Task item> Examine the entries and show every line in which the word "user" is found.

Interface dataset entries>
════════

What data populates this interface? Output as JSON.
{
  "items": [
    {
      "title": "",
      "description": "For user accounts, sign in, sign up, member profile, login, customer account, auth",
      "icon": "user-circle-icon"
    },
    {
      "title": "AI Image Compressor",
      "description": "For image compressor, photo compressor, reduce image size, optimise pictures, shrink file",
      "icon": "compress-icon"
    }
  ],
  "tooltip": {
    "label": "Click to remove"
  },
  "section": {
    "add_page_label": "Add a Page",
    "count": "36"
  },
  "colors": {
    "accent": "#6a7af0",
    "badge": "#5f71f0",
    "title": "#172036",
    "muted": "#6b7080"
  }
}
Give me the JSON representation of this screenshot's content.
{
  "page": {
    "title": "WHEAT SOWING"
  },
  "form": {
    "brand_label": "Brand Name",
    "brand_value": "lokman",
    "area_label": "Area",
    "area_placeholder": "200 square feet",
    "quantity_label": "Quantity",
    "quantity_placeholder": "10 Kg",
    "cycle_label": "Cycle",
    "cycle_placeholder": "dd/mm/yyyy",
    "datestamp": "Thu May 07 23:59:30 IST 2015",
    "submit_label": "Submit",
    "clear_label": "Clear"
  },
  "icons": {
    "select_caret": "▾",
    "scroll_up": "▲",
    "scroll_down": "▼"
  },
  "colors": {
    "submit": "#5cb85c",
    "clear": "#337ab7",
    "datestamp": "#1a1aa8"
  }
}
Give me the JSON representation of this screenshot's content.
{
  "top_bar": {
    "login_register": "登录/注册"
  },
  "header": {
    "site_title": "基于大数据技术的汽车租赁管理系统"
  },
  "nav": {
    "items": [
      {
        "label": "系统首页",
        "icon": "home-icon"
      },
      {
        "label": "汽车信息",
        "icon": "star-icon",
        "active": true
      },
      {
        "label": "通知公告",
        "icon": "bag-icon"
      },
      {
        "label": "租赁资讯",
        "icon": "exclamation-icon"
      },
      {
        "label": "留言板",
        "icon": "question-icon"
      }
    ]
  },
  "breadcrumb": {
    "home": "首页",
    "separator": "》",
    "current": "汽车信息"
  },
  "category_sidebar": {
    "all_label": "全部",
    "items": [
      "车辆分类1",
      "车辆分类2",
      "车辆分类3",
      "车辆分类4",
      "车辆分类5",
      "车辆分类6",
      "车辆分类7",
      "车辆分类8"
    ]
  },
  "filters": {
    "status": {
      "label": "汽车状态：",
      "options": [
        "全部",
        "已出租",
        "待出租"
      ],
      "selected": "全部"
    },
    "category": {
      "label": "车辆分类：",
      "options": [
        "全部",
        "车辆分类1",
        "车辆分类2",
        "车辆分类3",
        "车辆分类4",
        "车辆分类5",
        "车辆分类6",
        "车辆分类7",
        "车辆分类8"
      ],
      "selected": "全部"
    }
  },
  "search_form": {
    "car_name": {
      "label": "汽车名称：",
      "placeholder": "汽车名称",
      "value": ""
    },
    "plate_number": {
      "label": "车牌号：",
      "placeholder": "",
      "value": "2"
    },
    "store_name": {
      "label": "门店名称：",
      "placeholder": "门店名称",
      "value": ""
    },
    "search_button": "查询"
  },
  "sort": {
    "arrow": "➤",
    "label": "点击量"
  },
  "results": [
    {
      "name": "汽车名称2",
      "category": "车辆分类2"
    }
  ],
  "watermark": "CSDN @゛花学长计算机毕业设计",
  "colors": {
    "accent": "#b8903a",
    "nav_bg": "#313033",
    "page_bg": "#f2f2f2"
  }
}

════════

Exercise result>
      "description": "For user accounts, sign in, sign up, member profile, login, customer account, auth",
      "icon": "user-circle-icon"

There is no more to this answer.